In a surprise finish - and not a good kind of surprise - Fantastic Beasts: The Secrets of Dumbledore, took a pretty steep 66.8% hit and only managed a $14 million weekend abroad for a weak $67.1 million total. At this point it seems like it won't even hit the $100 million mark. If there is any silver lining for this franchise it has to be its international numbers where it is doing much better with $213.2 million. Will that be enough to warrant another outing with Newt, Dumbledore and crew? Nothing is set in stone so we'll have to wait and see if there's enough magic to continue the beleaguered franchise.
Two other new films round out the top five: In fourth place, Robert Eggers' insane blood-soaked Viking epic The Northman nabbed a $12 million opening. Eggers, of course, is more known for his indie horror freakouts The Witch and The Lighthouse. The Northman had a much larger budget - at least $90 million - and an impressive cast including Alexander Skarsgard, Nicole Kidman, Ethan Hawke, Anya Taylor-Joy, Bjork and Willem Dafoe (some names will be familiar for fans of Eggers' previous work). Critics awarded it an 89% Fresh and scored a "B" with audiences - a surprisingly high mark for a high-budget and bloody arthouse offering. With $11.5 million overseas, The Northman has a fair way to go if it actually wants to make money, but Eggers is a rare talent these days, an original filmmaker whose not afraid to take chances, so the more support he gets, the better.
Rounding out the top five we find Nicholas Cage in The Unbearable Weight of Massive Talent in which the versatile actor plays... himself! Or at least a version of himself for this particular film that finds the actor becoming fast friends with a megafan Javi Gutierrez (Pedro Pascal) only to find out he's a criminal kingpin and is recruited by some handlers to spy on him - and, of course, that goes south rather quickly.

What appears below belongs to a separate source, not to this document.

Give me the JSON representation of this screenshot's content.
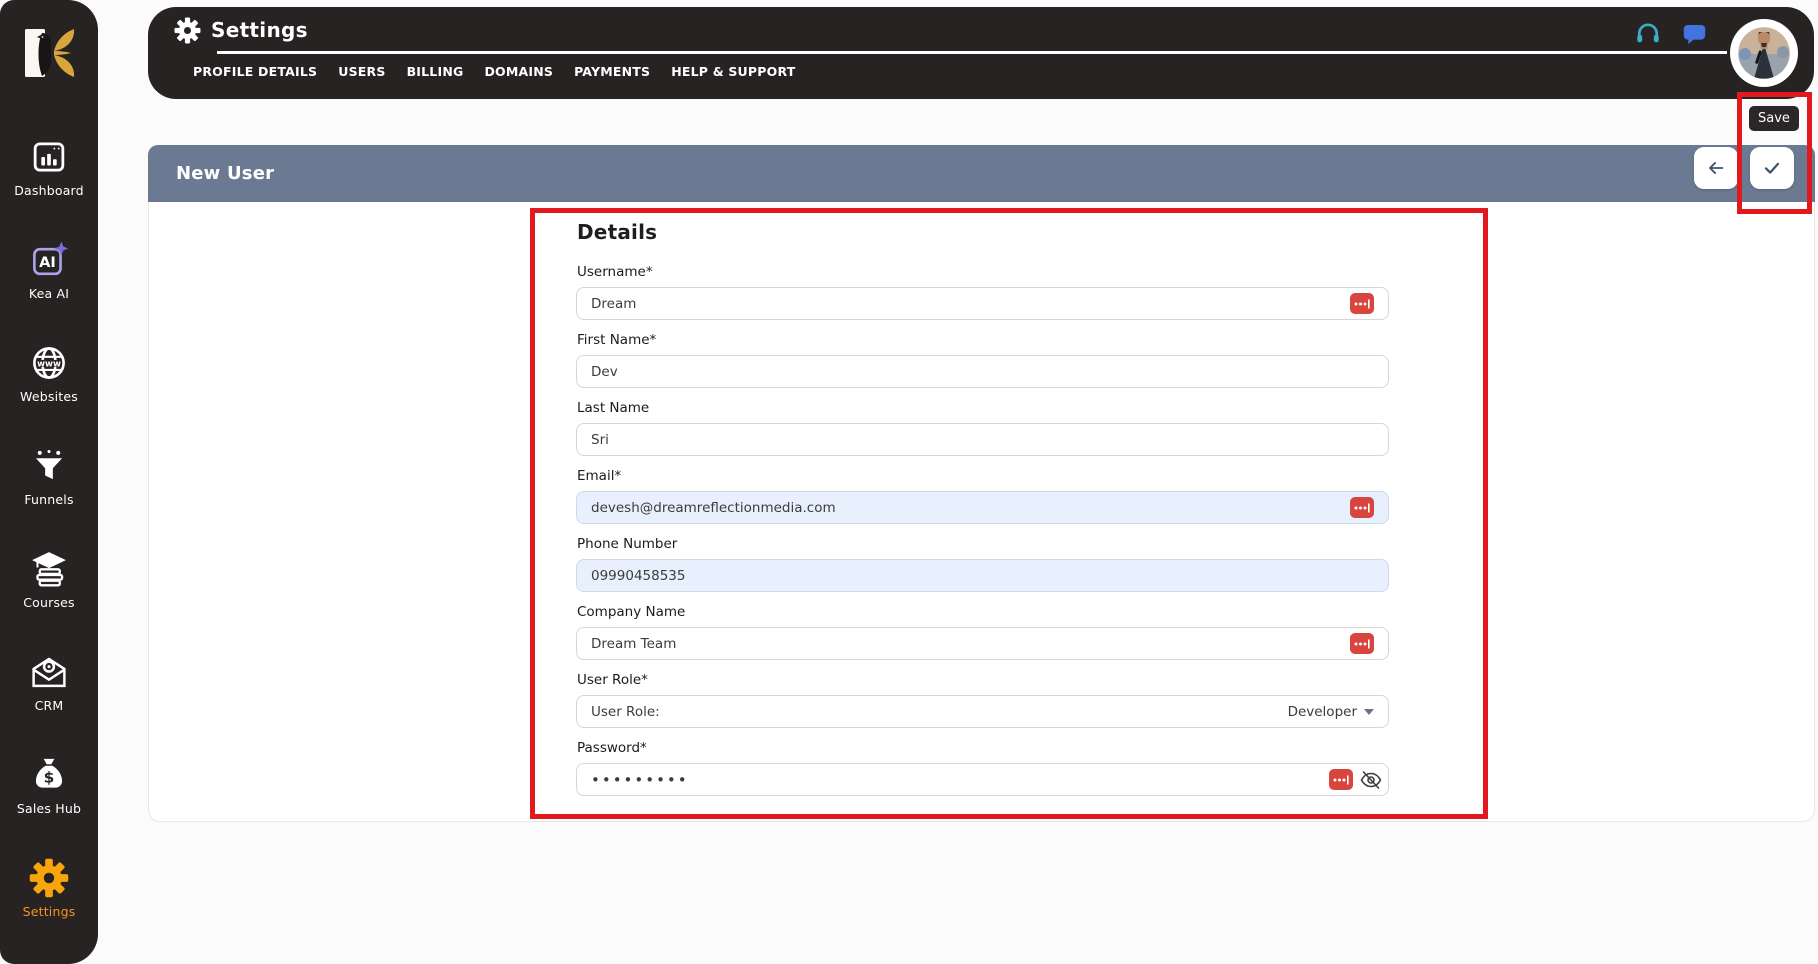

While I can't say every decision Cage has made (The Bees NOT THE BEES) has led to great roles, between this and Pig, he seems to have found a resurgence. The film opened to $7.13 million with a Fresh 88% from critics and a "B+" Cinemascore from audiences - who likely were in on the joke. The film took in a light $2.4 million overseas for a worldwide total of $9.5 million.
Also of note, Everything Everywhere All at Once fell just outside the top five, landing in sixth place with $5.4 million (down just 12.3% - the best hold in the top 10) and crossed the $25 million mark with a new $26.9 million total.
Next week sees a landslide of limited release films but just one new wide release, Liam Neeson's Memory about an aging assassin whose faltering memory begins to blur the lines between who he can trust - and who he should kill. I expect the family crowds will easily win out once again.
As I said, the MPAA Ratings Bulletin this week is short and lacking in any wide release content so I'll deliver you this list and be one my way:
Rated PG-13 for disturbing war images, some sexual material and thematic elements.
Rated R for language throughout, some crude sexual content and drug use.
THE GOOD NEIGHBOR
Rated R for language.
Rated R for language, some violent content and brief nudity.
THE ROAD TO GALENA
Rated R for language.
YORK WITCHES SOCIETY
Rated R for violence/bloody images and some language.